Copy each of the entries below faithfully, setting aside any pictures.
+++ Records for the exercise
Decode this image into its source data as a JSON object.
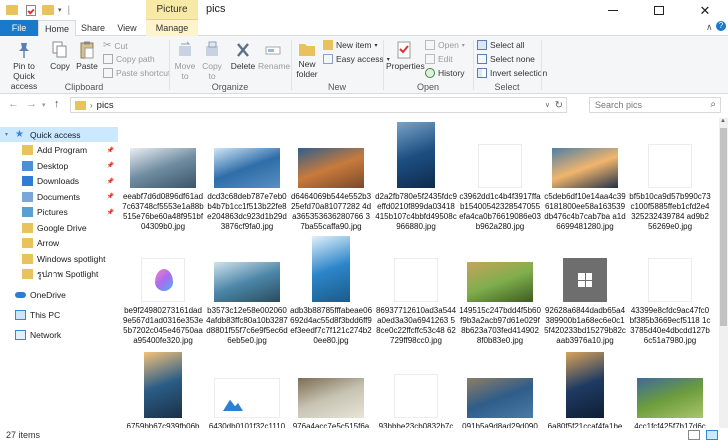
{
  "window": {
    "title": "pics",
    "context_tab": "Picture Tools"
  },
  "tabs": {
    "file": "File",
    "home": "Home",
    "share": "Share",
    "view": "View",
    "manage": "Manage"
  },
  "ribbon": {
    "clipboard": {
      "label": "Clipboard",
      "pin": "Pin to Quick access",
      "copy": "Copy",
      "paste": "Paste",
      "cut": "Cut",
      "copy_path": "Copy path",
      "paste_shortcut": "Paste shortcut"
    },
    "organize": {
      "label": "Organize",
      "move_to": "Move to",
      "copy_to": "Copy to",
      "delete": "Delete",
      "rename": "Rename"
    },
    "new": {
      "label": "New",
      "new_folder": "New folder",
      "new_item": "New item",
      "easy_access": "Easy access"
    },
    "open": {
      "label": "Open",
      "properties": "Properties",
      "open": "Open",
      "edit": "Edit",
      "history": "History"
    },
    "select": {
      "label": "Select",
      "select_all": "Select all",
      "select_none": "Select none",
      "invert": "Invert selection"
    }
  },
  "address": {
    "path": "pics",
    "search_placeholder": "Search pics"
  },
  "nav": {
    "quick_access": "Quick access",
    "items": [
      "Add Program",
      "Desktop",
      "Downloads",
      "Documents",
      "Pictures",
      "Google Drive",
      "Arrow",
      "Windows spotlight",
      "รูปภาพ Spotlight"
    ],
    "onedrive": "OneDrive",
    "this_pc": "This PC",
    "network": "Network"
  },
  "files": [
    {
      "name": "eeabf7d6d0896df61ad7c63748cf5553e1a88b515e76be60a48f951bf04309b0.jpg",
      "colors": [
        "#6f8ca0",
        "#e9eef3",
        "#3a5468"
      ]
    },
    {
      "name": "dcd3c68deb787e7eb0b4b7b1cc1f513b22fe8e204863dc923d1b29d3876cf9fa0.jpg",
      "colors": [
        "#2e6da8",
        "#cfe5f7",
        "#5a8fc2"
      ]
    },
    {
      "name": "d6464069b544e552b325efd70a81077282 4da365353636280766 37ba55caffa90.jpg",
      "colors": [
        "#c97a3c",
        "#2f5f8c",
        "#7a4a2a"
      ]
    },
    {
      "name": "d2a2fb780e5f2435fdc9effd0210f899da03418415b107c4bbfd49508c966880.jpg",
      "colors": [
        "#1d4f82",
        "#79a3c9",
        "#0e2b4d"
      ]
    },
    {
      "name": "c3962dd1c4b4f3917ffab15400542328547055efa4ca0b76619086e03b962a280.jpg",
      "colors": [
        "#fafafa",
        "#fafafa",
        "#fafafa"
      ]
    },
    {
      "name": "c5deb6df10e14aa4c396181800ee58a163539db476c4b7cab7ba a1d6699481280.jpg",
      "colors": [
        "#f1b56c",
        "#4f7fa6",
        "#22314a"
      ]
    },
    {
      "name": "bf5b10ca9d57b990c73c100f5885ffeb1cfd2e4325232439784 ad9b256269e0.jpg",
      "colors": [
        "#fafafa",
        "#fafafa",
        "#fafafa"
      ]
    },
    {
      "name": "be9f24980273161dad9e567d1ad0316e353e5b7202c045e46750aaa95400fe320.jpg",
      "colors": [
        "#fafafa",
        "#c65fe0",
        "#4cb3f0"
      ]
    },
    {
      "name": "b3573c12e58e0020604afdb83ffc80a10b3287d8801f55f7c6e9f5ec6d6eb5e0.jpg",
      "colors": [
        "#4c86a8",
        "#cfe3ec",
        "#2a4b5e"
      ]
    },
    {
      "name": "adb3b88785fffabeae06692d4ac55d8f3bdd6ff9ef3eedf7c7f121c274b20ee80.jpg",
      "colors": [
        "#2c86c9",
        "#e2f0fa",
        "#1b5a8c"
      ]
    },
    {
      "name": "86937712610ad3a544a0ed3a30a6941263 58ce0c22ffcffc53c48 62729ff98cc0.jpg",
      "colors": [
        "#fafafa",
        "#fafafa",
        "#fafafa"
      ]
    },
    {
      "name": "149515c247bdd4f5b60f9b3a2acb97d61e029f8b623a703fed4149028f0b83e0.jpg",
      "colors": [
        "#7fae4d",
        "#c6a35c",
        "#3e5b22"
      ]
    },
    {
      "name": "92628a6844dadb65a4389900b1a68ec6e0c15f420233bd15279b82caab3976a10.jpg",
      "colors": [
        "#6e6e6e",
        "#6e6e6e",
        "#6e6e6e"
      ]
    },
    {
      "name": "43399e8cfdc9ac47fc0bf385b3669ecf5118 1c3785d40e4dbcdd127b6c51a7980.jpg",
      "colors": [
        "#fafafa",
        "#fafafa",
        "#fafafa"
      ]
    },
    {
      "name": "6759bb67c939fb06b",
      "colors": [
        "#2a5d86",
        "#f4c27a",
        "#1b3048"
      ]
    },
    {
      "name": "6430db0101f32c1110",
      "colors": [
        "#ffffff",
        "#2b7fd4",
        "#ffffff"
      ]
    },
    {
      "name": "976a4acc7e5c515f6a",
      "colors": [
        "#c8c4b4",
        "#7b6d52",
        "#e8e4d6"
      ]
    },
    {
      "name": "93bbbe23cb0832b7c",
      "colors": [
        "#fafafa",
        "#fafafa",
        "#fafafa"
      ]
    },
    {
      "name": "091b5a9d8ad29d090",
      "colors": [
        "#2e5d8a",
        "#8f7d63",
        "#4c7aa6"
      ]
    },
    {
      "name": "6a80f5f21ccaf4fa1be",
      "colors": [
        "#1f3b63",
        "#d8a35a",
        "#0e1e33"
      ]
    },
    {
      "name": "4cc1fcf425f7b17d6c",
      "colors": [
        "#6d9d3c",
        "#3e6a9a",
        "#a9c56a"
      ]
    }
  ],
  "status": {
    "count_text": "27 items"
  }
}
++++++
- **Reply**
Decode this image into its source data as a JSON object.
{
  "window": {
    "title": "pics",
    "context_tab": "Picture Tools"
  },
  "tabs": {
    "file": "File",
    "home": "Home",
    "share": "Share",
    "view": "View",
    "manage": "Manage"
  },
  "ribbon": {
    "clipboard": {
      "label": "Clipboard",
      "pin": "Pin to Quick access",
      "copy": "Copy",
      "paste": "Paste",
      "cut": "Cut",
      "copy_path": "Copy path",
      "paste_shortcut": "Paste shortcut"
    },
    "organize": {
      "label": "Organize",
      "move_to": "Move to",
      "copy_to": "Copy to",
      "delete": "Delete",
      "rename": "Rename"
    },
    "new": {
      "label": "New",
      "new_folder": "New folder",
      "new_item": "New item",
      "easy_access": "Easy access"
    },
    "open": {
      "label": "Open",
      "properties": "Properties",
      "open": "Open",
      "edit": "Edit",
      "history": "History"
    },
    "select": {
      "label": "Select",
      "select_all": "Select all",
      "select_none": "Select none",
      "invert": "Invert selection"
    }
  },
  "address": {
    "path": "pics",
    "search_placeholder": "Search pics"
  },
  "nav": {
    "quick_access": "Quick access",
    "items": [
      "Add Program",
      "Desktop",
      "Downloads",
      "Documents",
      "Pictures",
      "Google Drive",
      "Arrow",
      "Windows spotlight",
      "รูปภาพ Spotlight"
    ],
    "onedrive": "OneDrive",
    "this_pc": "This PC",
    "network": "Network"
  },
  "files": [
    {
      "name": "eeabf7d6d0896df61ad7c63748cf5553e1a88b515e76be60a48f951bf04309b0.jpg",
      "colors": [
        "#6f8ca0",
        "#e9eef3",
        "#3a5468"
      ]
    },
    {
      "name": "dcd3c68deb787e7eb0b4b7b1cc1f513b22fe8e204863dc923d1b29d3876cf9fa0.jpg",
      "colors": [
        "#2e6da8",
        "#cfe5f7",
        "#5a8fc2"
      ]
    },
    {
      "name": "d6464069b544e552b325efd70a81077282 4da365353636280766 37ba55caffa90.jpg",
      "colors": [
        "#c97a3c",
        "#2f5f8c",
        "#7a4a2a"
      ]
    },
    {
      "name": "d2a2fb780e5f2435fdc9effd0210f899da03418415b107c4bbfd49508c966880.jpg",
      "colors": [
        "#1d4f82",
        "#79a3c9",
        "#0e2b4d"
      ]
    },
    {
      "name": "c3962dd1c4b4f3917ffab15400542328547055efa4ca0b76619086e03b962a280.jpg",
      "colors": [
        "#fafafa",
        "#fafafa",
        "#fafafa"
      ]
    },
    {
      "name": "c5deb6df10e14aa4c396181800ee58a163539db476c4b7cab7ba a1d6699481280.jpg",
      "colors": [
        "#f1b56c",
        "#4f7fa6",
        "#22314a"
      ]
    },
    {
      "name": "bf5b10ca9d57b990c73c100f5885ffeb1cfd2e4325232439784 ad9b256269e0.jpg",
      "colors": [
        "#fafafa",
        "#fafafa",
        "#fafafa"
      ]
    },
    {
      "name": "be9f24980273161dad9e567d1ad0316e353e5b7202c045e46750aaa95400fe320.jpg",
      "colors": [
        "#fafafa",
        "#c65fe0",
        "#4cb3f0"
      ]
    },
    {
      "name": "b3573c12e58e0020604afdb83ffc80a10b3287d8801f55f7c6e9f5ec6d6eb5e0.jpg",
      "colors": [
        "#4c86a8",
        "#cfe3ec",
        "#2a4b5e"
      ]
    },
    {
      "name": "adb3b88785fffabeae06692d4ac55d8f3bdd6ff9ef3eedf7c7f121c274b20ee80.jpg",
      "colors": [
        "#2c86c9",
        "#e2f0fa",
        "#1b5a8c"
      ]
    },
    {
      "name": "86937712610ad3a544a0ed3a30a6941263 58ce0c22ffcffc53c48 62729ff98cc0.jpg",
      "colors": [
        "#fafafa",
        "#fafafa",
        "#fafafa"
      ]
    },
    {
      "name": "149515c247bdd4f5b60f9b3a2acb97d61e029f8b623a703fed4149028f0b83e0.jpg",
      "colors": [
        "#7fae4d",
        "#c6a35c",
        "#3e5b22"
      ]
    },
    {
      "name": "92628a6844dadb65a4389900b1a68ec6e0c15f420233bd15279b82caab3976a10.jpg",
      "colors": [
        "#6e6e6e",
        "#6e6e6e",
        "#6e6e6e"
      ]
    },
    {
      "name": "43399e8cfdc9ac47fc0bf385b3669ecf5118 1c3785d40e4dbcdd127b6c51a7980.jpg",
      "colors": [
        "#fafafa",
        "#fafafa",
        "#fafafa"
      ]
    },
    {
      "name": "6759bb67c939fb06b",
      "colors": [
        "#2a5d86",
        "#f4c27a",
        "#1b3048"
      ]
    },
    {
      "name": "6430db0101f32c1110",
      "colors": [
        "#ffffff",
        "#2b7fd4",
        "#ffffff"
      ]
    },
    {
      "name": "976a4acc7e5c515f6a",
      "colors": [
        "#c8c4b4",
        "#7b6d52",
        "#e8e4d6"
      ]
    },
    {
      "name": "93bbbe23cb0832b7c",
      "colors": [
        "#fafafa",
        "#fafafa",
        "#fafafa"
      ]
    },
    {
      "name": "091b5a9d8ad29d090",
      "colors": [
        "#2e5d8a",
        "#8f7d63",
        "#4c7aa6"
      ]
    },
    {
      "name": "6a80f5f21ccaf4fa1be",
      "colors": [
        "#1f3b63",
        "#d8a35a",
        "#0e1e33"
      ]
    },
    {
      "name": "4cc1fcf425f7b17d6c",
      "colors": [
        "#6d9d3c",
        "#3e6a9a",
        "#a9c56a"
      ]
    }
  ],
  "status": {
    "count_text": "27 items"
  }
}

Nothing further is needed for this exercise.